A new national action plan is being developed to save the Scottish wildcat.

Many Scottish wildcats have bred in the wild with domestic cats to produce hybrids, so it is not known how many pure-bred wildcats remain, with the official estimate of about 400 regarded as too optimistic.

The Herald revealed earlier this summer that some wildcat conservationists have been frustrated with what they see as the slow progress by Scottish Natural Heritage (SNH) and the Scottish Government on acting to save the wildcat, which is more threatened than the tiger.

The news of a conservation plan comes after the completion of the Cairngorms Wildcat Project, which involved raising awareness of the wildcat's plight, working with land managers and monitoring the wildcat population using camera trap data.

Ron Macdonald, SNH's head of policy and advice, said: "The end of the Cairngorms Wildcat Project now starts a new phase of action for the Scottish wildcat. It is now up to us, all of us involved in wildcat conservation, to build on the work of this project to develop a new national action plan."

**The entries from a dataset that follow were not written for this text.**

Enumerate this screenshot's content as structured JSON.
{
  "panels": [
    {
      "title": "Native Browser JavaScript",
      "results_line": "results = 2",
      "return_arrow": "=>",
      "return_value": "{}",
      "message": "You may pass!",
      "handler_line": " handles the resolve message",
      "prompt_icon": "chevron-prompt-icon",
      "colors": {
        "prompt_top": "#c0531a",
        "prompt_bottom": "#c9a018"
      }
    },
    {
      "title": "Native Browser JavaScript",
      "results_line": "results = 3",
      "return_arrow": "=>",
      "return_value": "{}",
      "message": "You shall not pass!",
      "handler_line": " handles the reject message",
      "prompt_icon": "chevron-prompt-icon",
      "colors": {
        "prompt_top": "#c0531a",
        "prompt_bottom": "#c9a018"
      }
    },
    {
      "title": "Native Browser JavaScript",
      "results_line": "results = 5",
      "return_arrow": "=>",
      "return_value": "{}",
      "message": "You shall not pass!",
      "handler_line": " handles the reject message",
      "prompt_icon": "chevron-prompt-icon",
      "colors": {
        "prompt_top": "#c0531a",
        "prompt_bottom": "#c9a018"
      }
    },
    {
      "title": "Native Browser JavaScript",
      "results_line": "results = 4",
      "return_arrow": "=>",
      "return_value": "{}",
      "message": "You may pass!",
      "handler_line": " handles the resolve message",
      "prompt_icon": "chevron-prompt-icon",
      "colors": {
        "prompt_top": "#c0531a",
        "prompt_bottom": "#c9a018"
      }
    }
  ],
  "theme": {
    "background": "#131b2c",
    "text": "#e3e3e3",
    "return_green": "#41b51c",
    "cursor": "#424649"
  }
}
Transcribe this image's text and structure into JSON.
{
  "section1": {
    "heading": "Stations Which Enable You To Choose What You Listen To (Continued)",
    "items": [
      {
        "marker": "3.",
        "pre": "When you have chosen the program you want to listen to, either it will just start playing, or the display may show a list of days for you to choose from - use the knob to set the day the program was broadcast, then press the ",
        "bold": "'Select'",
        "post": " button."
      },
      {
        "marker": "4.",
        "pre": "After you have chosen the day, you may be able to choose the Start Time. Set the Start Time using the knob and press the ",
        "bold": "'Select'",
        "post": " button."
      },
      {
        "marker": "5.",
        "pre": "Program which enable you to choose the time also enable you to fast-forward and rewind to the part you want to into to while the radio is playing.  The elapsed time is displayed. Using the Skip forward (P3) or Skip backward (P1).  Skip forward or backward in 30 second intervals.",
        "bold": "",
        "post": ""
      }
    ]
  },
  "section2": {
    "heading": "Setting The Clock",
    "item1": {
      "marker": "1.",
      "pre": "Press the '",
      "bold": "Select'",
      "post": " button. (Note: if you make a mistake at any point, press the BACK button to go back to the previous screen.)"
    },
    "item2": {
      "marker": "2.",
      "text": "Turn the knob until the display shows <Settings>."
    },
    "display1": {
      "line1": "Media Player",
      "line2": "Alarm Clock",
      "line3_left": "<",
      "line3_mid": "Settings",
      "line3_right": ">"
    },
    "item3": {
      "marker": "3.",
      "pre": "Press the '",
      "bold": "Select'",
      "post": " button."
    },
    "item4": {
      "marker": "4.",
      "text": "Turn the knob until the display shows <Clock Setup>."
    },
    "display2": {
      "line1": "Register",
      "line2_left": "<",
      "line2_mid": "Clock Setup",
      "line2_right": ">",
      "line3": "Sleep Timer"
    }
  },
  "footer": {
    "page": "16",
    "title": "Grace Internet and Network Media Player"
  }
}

Steve Piper of the Scottish Wildcat Association welcomed the announcement and said he was pleased the SWA had been invited to take part in its development, adding: "It's unacceptable to go on pretending that taking photos of hybrids is somehow saving the wildcat; it isn't. All the evidence suggests numbers are well below 100 individuals and this is absolutely the last chance. One to two years from now it will be too late."